Kong-ans (the Japanese call them koans) are those extremely brief stories (often just a few lines) and associated questions that are unique to the Zen tradition. No other school of Buddhism uses them. And Zen practice depends on them — these stories deliver Zen teaching far more than sutras do.

 

You can make kong-an practice sound very mystical but in fact it is very practical. We are always hit with situations whose basic assumptions are just plain wrong. But we’re socialized to go along with whatever misconception is at the root of the situation and not to cut through it. It’s like trying to untie the Gordian knot — you can’t. But Alexander the Great took his sword and cut through it. That wasn’t mystical. It was very practical. It worked.

 

Here’s an example. A long time ago in China a famous sutra master heard about monks in south China who only meditated and didn’t read sutras. He was outraged. So he travelled on foot for thousands of miles to show these monks their mistake. At one point he found himself in a small teashop. He was hungry and wanted to buy lunch. The owner (herself a Zen student) said to him, “You are a great Diamond Sutra master. Answer my question and you will have lunch for free. Otherwise, no lunch for you.” “Ask me anything,” the monk replied. “Okay,” the woman said. “The Diamond Sutra says that past mind cannot be grasped, present mind cannot be grasped, and future mind cannot be grasped. With what kind of mind will you eat your lunch?” The sutra master was stunned. He could not answer. All of his studying and lecturing couldn’t help him. He got no lunch. But the woman sent him to her teacher, and the sutra master eventually became the great Zen master Dok Sahn.

 

That is how kong-ans work. Just like Alexander and the Gordian knot, we are faced with something that our standard intellectual techniques cannot begin to deal with. We have to cut through with our mind sword. Over and over we have to find the appropriate mind sword to cut through the particular knot that is facing us. After a while we learn to do this not just in kong-an interviews, but in our lives. We learn to cut through the knots that bind not only us but everyone around us.

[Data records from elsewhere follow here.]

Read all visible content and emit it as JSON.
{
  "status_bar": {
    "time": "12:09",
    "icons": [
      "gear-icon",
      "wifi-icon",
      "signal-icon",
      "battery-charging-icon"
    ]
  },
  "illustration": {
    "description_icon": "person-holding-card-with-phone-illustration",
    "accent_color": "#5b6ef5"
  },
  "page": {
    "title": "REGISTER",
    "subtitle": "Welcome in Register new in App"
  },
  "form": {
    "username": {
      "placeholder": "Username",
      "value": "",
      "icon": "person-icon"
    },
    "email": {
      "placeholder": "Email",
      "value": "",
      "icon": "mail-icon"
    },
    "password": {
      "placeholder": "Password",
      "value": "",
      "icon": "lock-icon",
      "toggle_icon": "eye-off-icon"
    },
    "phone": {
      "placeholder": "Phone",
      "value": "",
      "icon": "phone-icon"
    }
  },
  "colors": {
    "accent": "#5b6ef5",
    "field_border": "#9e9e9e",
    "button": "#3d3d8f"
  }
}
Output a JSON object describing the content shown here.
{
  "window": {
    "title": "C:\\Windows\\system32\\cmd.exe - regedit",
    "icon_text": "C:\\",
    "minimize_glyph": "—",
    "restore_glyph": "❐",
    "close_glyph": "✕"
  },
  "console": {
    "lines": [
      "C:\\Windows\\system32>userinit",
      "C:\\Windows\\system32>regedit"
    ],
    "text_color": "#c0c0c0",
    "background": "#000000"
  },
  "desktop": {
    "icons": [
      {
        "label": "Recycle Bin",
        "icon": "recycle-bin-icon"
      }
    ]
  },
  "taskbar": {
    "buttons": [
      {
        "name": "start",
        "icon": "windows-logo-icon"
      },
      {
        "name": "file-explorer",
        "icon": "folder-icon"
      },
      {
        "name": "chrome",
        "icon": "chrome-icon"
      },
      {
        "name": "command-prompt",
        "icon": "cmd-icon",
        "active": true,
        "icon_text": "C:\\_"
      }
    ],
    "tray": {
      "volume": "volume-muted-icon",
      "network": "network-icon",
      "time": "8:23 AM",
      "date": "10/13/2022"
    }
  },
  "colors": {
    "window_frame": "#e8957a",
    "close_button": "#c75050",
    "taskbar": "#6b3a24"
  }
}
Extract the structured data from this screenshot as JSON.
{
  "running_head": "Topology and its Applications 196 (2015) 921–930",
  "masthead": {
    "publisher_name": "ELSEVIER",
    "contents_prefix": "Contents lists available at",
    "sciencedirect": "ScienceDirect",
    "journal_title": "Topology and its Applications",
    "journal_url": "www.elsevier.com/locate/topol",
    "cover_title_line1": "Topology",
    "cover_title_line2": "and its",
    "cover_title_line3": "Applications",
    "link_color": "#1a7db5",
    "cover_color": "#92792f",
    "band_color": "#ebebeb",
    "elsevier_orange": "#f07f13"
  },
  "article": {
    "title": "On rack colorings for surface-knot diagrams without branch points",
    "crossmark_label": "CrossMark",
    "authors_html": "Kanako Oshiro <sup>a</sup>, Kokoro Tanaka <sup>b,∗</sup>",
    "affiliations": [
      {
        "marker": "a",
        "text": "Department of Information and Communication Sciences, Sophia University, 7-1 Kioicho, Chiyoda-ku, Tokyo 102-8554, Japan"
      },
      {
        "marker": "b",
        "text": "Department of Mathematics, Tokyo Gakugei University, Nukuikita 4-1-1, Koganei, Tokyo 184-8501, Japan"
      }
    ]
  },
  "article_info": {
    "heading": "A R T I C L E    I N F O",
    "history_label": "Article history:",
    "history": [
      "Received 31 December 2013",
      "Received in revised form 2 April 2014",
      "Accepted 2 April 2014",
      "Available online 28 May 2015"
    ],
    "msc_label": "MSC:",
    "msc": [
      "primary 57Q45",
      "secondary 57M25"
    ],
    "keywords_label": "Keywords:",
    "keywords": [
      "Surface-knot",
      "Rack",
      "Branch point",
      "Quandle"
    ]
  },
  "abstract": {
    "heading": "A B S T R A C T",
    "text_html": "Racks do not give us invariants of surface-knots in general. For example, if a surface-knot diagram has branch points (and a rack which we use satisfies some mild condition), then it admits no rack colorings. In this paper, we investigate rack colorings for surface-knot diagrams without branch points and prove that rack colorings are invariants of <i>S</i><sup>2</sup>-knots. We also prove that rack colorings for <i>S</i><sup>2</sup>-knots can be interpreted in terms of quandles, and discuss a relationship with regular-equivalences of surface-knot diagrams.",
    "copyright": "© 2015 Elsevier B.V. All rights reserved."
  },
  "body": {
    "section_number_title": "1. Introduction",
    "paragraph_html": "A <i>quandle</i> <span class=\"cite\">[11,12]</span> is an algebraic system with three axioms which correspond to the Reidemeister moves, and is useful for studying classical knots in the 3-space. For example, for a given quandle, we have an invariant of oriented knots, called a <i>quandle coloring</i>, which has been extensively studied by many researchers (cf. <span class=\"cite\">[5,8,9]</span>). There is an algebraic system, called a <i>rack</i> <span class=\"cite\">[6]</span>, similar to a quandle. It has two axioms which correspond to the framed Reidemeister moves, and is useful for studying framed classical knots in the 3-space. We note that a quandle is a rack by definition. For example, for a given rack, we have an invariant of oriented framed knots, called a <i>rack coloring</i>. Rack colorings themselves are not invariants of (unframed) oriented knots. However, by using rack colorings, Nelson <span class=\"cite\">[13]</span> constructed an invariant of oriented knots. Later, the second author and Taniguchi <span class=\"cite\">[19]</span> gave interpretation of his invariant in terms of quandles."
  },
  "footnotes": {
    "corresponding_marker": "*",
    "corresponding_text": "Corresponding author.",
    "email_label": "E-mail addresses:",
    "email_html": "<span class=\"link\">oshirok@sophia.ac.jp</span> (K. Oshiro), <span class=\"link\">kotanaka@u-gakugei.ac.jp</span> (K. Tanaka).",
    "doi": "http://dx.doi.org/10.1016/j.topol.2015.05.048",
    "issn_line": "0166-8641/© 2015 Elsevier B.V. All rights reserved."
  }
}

Why all the prostrations?

If you live in Korea and ask your local Zen teacher what you should do when your life is falling apart, you will probably be told: do prostrations! 500 a day! 1,000 a day! Which may seem surprising — isn’t Zen about sitting still? And how can something that looks like a cross between squats and child pose be relevant to your spiritual life?

But you know how when you sit in meditation your mind goes all over the place? It seldom does that doing prostrations. Doing prostrations is a method of practice that bypasses the frontal lobes and goes straight for the central nervous system. At the bottom you’re in a posture of total submission, a posture of complete humility — that’s why we talk about bowing in repentance. But then at the top you’re upright and ready for anything. Down. Up. Down. Up. Over and over again. Over time it’s as if you’re rewiring yourself, changing your synapses. Your center becomes stronger. Your heart becomes more open. You don’t have to think about it. It just happens.